Come on get ready for the ride of your life
Gonna leave long faced religion in a cloud of dust behind
And discover all the new horizons just waiting to be explored
This is what we were created for (From the song "The Great Adventure," by Steven Curtis Chapman)
4. In this great adventure:
• God calls us to step out in faith
• God promises to protect us along the way
• God will brings us to our destination
Proposition: In the great adventure, God does not promise us that there will not be problems along the way, but He does promise to be with every step.
Transition: First, we see that...
I. God Calls Us to Step Out in Faith (13-15)
A. The Lord Appeared to Joseph
1. After the wise men left, "an angel of the Lord appeared to Joseph in a dream, saying, "Arise, take the young Child and His mother, flee to Egypt, and stay there until I bring you word; for Herod will seek the young Child to destroy Him."
2. Now try to put yourself in Joseph’s shoes.
a. "Okay, Lord, you asked me to take Mary as my wife, even though she was pregnant with a child that isn’t mine."

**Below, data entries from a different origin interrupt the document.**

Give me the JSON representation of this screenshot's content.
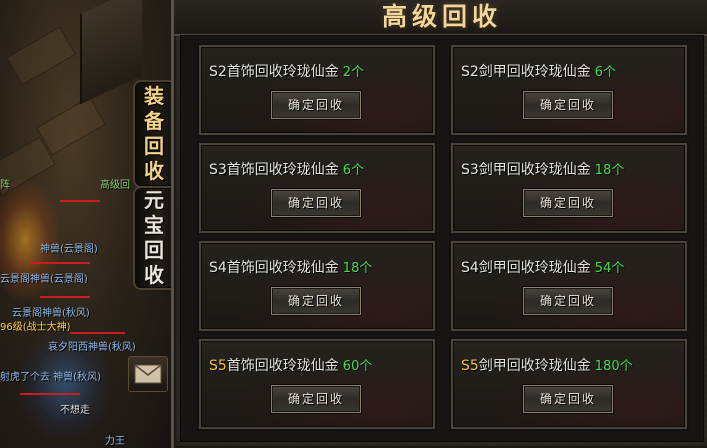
{
  "panel": {
    "title": "高级回收"
  },
  "tabs": [
    {
      "chars": [
        "装",
        "备",
        "回",
        "收"
      ]
    },
    {
      "chars": [
        "元",
        "宝",
        "回",
        "收"
      ]
    }
  ],
  "world_names": [
    {
      "text": "阵",
      "color": "#8ec86e"
    },
    {
      "text": "高级回",
      "color": "#8ec86e"
    },
    {
      "text": "神兽(云景阁)",
      "color": "#8fb8e8"
    },
    {
      "text": "云景阁神兽(云景阁)",
      "color": "#8fb8e8"
    },
    {
      "text": "云景阁神兽(秋风)",
      "color": "#8fb8e8"
    },
    {
      "text": "96级(战士大神)",
      "color": "#ffd040"
    },
    {
      "text": "哀夕阳西神兽(秋风)",
      "color": "#8fb8e8"
    },
    {
      "text": "射虎了个去 神兽(秋风)",
      "color": "#8fb8e8"
    },
    {
      "text": "不想走",
      "color": "#d8d8d8"
    },
    {
      "text": "力王",
      "color": "#8fb8e8"
    }
  ],
  "button_label": "确定回收",
  "cards": [
    {
      "tier": "S2",
      "name": "首饰回收玲珑仙金",
      "count": "2个",
      "tier_color": "#e8e4da",
      "button_label": "确定回收"
    },
    {
      "tier": "S2",
      "name": "剑甲回收玲珑仙金",
      "count": "6个",
      "tier_color": "#e8e4da",
      "button_label": "确定回收"
    },
    {
      "tier": "S3",
      "name": "首饰回收玲珑仙金",
      "count": "6个",
      "tier_color": "#e8e4da",
      "button_label": "确定回收"
    },
    {
      "tier": "S3",
      "name": "剑甲回收玲珑仙金",
      "count": "18个",
      "tier_color": "#e8e4da",
      "button_label": "确定回收"
    },
    {
      "tier": "S4",
      "name": "首饰回收玲珑仙金",
      "count": "18个",
      "tier_color": "#e8e4da",
      "button_label": "确定回收"
    },
    {
      "tier": "S4",
      "name": "剑甲回收玲珑仙金",
      "count": "54个",
      "tier_color": "#e8e4da",
      "button_label": "确定回收"
    },
    {
      "tier": "S5",
      "name": "首饰回收玲珑仙金",
      "count": "60个",
      "tier_color": "#f0c24a",
      "button_label": "确定回收"
    },
    {
      "tier": "S5",
      "name": "剑甲回收玲珑仙金",
      "count": "180个",
      "tier_color": "#f0c24a",
      "button_label": "确定回收"
    }
  ]
}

b. "Then you want me to go all the way to Bethlehem and stay in a cave with all of the cows, horses, and chickens."
c. "Now you want me to go to Egypt, because the Herod wants to kill the child."
d. "What next?"
3. There were some problems with going to Egypt.
a. The first problem was they were wanted. Herod had people everywhere looking for them, so it was hazardous.
b. The second problem was the journey itself. It was a seventy-five mile trip to Egypt, with a young baby and a woman.
c. The Nile made travel easy within Egypt, but the coastal road to Egypt from Palestine was not the finest, and Egypt would be even harder to reach from Bethlehem without traveling northward to Jerusalem (one would have to take the poorer route southward to Hebron—Bible Background Commentary